- Threats, harassment, punishment, and intimidation by the abuser, if the
spouse or partner does not give into the control
- Use the children to gain leverage by undermining the other parent’s
authority or threatening to leave and take the children
Those who use emotional abuse to control others use tactics similar to
what prison guards often use on prisoners of war. Prison guards know that
physical control has its limits, so they use certain tactics which manipulate
the emotions of prisoners to get them to cooperate.
People who respect and honor themselves won’t allow someone to abuse
them, while those who allow such abuse continue to do so because they
fear confrontations. The abused typically feel guilty and blame themselves,
which is why many of these incidents go unreported.
The following are effective steps that a person can take to cope with emotional abuse:
- Confront the abuser and let him or her know that his or her behavior is
unacceptable and you will not tolerate being verbally knocked down, treated
poorly, or humiliated any longer.
- If the victim understands that confront the abuser can lead to violence,
seek professional help from a counselor, therapist, or support group for
- Consider couples counseling to learn new ways to deal with one another.
- Avoid “bad coping mechanisms,” such as turning to alcohol or
drugs, developing an eating disorder, or hurting oneself.
If you are a victim domestic violence in the form of emotional abuse, I,
Jeffrey S. Graff, is committing to ensure that you are protecting from harm. I have a thorough

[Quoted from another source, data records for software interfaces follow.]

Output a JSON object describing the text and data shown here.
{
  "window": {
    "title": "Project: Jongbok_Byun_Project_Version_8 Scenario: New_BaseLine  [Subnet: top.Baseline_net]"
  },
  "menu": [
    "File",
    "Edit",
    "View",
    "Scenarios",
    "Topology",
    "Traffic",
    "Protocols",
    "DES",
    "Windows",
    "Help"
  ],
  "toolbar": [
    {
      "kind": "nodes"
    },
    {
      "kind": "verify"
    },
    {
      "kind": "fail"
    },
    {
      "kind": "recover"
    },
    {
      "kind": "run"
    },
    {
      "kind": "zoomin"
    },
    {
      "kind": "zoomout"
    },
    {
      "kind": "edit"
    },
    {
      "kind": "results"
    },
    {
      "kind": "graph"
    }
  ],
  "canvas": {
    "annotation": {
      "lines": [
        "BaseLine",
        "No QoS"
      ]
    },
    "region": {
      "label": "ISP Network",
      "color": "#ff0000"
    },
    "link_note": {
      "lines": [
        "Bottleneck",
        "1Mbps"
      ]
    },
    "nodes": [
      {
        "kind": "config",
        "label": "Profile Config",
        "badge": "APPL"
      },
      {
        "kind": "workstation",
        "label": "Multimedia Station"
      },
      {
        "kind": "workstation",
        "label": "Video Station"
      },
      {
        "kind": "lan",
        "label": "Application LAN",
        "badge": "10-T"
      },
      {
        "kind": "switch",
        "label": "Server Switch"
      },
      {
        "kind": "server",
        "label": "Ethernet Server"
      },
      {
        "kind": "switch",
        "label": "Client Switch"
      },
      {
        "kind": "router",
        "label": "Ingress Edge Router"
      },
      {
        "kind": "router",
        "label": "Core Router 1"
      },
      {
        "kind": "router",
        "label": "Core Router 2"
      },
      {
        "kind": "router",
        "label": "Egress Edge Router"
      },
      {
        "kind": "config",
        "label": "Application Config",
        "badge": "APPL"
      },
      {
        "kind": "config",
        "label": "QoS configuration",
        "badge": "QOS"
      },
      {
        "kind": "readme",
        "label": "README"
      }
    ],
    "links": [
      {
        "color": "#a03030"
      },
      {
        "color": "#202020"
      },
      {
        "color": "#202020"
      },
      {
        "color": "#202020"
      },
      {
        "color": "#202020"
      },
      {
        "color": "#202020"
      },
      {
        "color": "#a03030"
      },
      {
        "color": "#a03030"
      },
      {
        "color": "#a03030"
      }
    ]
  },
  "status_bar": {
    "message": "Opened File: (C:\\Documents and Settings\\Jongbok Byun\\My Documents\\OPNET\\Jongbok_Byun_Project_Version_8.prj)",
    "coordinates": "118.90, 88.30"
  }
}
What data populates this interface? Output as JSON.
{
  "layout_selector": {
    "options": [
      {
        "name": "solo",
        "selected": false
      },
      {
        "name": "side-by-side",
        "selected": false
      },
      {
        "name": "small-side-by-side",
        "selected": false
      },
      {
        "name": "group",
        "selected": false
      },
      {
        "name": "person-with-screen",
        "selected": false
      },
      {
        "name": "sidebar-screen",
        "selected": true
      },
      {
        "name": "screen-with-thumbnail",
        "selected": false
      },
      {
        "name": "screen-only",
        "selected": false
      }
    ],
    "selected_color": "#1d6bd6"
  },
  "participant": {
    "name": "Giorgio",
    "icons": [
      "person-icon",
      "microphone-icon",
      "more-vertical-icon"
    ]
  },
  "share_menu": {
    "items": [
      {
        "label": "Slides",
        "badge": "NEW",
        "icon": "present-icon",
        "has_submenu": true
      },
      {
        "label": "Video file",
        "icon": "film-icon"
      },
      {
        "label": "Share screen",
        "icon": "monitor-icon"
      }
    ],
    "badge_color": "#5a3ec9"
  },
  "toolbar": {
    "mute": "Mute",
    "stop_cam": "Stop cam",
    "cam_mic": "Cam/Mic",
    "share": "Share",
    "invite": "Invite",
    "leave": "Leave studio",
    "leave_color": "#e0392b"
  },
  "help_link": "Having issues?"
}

understanding of California family law to seek legal protection against
Contact my firm for more information today.